ABOUT THIS EXERCISE:
Only the lines holding "title" are wanted. Copy every one from the records below.

RECORDS PROVIDED:
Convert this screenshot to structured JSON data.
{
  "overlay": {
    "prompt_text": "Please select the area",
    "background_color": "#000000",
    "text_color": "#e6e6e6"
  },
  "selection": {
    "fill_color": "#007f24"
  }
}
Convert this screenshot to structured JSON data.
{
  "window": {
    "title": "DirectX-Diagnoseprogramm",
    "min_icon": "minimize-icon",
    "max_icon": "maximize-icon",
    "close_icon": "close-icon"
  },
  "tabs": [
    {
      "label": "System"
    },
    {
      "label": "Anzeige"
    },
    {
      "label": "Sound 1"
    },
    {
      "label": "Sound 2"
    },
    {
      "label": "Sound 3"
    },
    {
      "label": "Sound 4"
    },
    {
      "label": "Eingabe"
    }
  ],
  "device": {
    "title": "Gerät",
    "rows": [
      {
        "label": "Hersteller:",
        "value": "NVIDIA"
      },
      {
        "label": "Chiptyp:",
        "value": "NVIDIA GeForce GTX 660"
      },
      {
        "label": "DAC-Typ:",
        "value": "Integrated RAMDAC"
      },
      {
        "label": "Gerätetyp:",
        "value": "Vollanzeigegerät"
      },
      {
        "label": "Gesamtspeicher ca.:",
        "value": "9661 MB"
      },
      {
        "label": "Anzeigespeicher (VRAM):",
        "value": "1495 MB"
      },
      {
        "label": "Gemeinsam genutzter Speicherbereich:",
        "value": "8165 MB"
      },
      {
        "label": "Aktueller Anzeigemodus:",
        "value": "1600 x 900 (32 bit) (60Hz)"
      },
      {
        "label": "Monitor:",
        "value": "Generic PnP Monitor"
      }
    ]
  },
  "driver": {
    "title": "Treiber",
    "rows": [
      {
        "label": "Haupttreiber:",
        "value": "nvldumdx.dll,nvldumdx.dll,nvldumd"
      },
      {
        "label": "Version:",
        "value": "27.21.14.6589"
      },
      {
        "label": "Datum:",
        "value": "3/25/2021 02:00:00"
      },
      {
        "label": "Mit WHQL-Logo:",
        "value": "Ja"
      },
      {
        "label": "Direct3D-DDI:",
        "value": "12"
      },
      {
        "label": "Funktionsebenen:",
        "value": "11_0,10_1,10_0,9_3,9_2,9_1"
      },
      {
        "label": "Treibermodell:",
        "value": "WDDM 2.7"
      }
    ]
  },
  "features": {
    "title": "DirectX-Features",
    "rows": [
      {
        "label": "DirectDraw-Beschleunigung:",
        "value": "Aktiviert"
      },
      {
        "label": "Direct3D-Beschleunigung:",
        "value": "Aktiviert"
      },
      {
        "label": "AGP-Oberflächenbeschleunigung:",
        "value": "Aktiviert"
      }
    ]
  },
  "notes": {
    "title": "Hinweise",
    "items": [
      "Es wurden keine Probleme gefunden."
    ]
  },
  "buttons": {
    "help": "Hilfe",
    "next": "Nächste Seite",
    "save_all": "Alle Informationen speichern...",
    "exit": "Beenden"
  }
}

SOLUTION FOR THIS TASK:
    "title": "DirectX-Diagnoseprogramm",
    "title": "Gerät",
    "title": "Treiber",
    "title": "DirectX-Features",
    "title": "Hinweise",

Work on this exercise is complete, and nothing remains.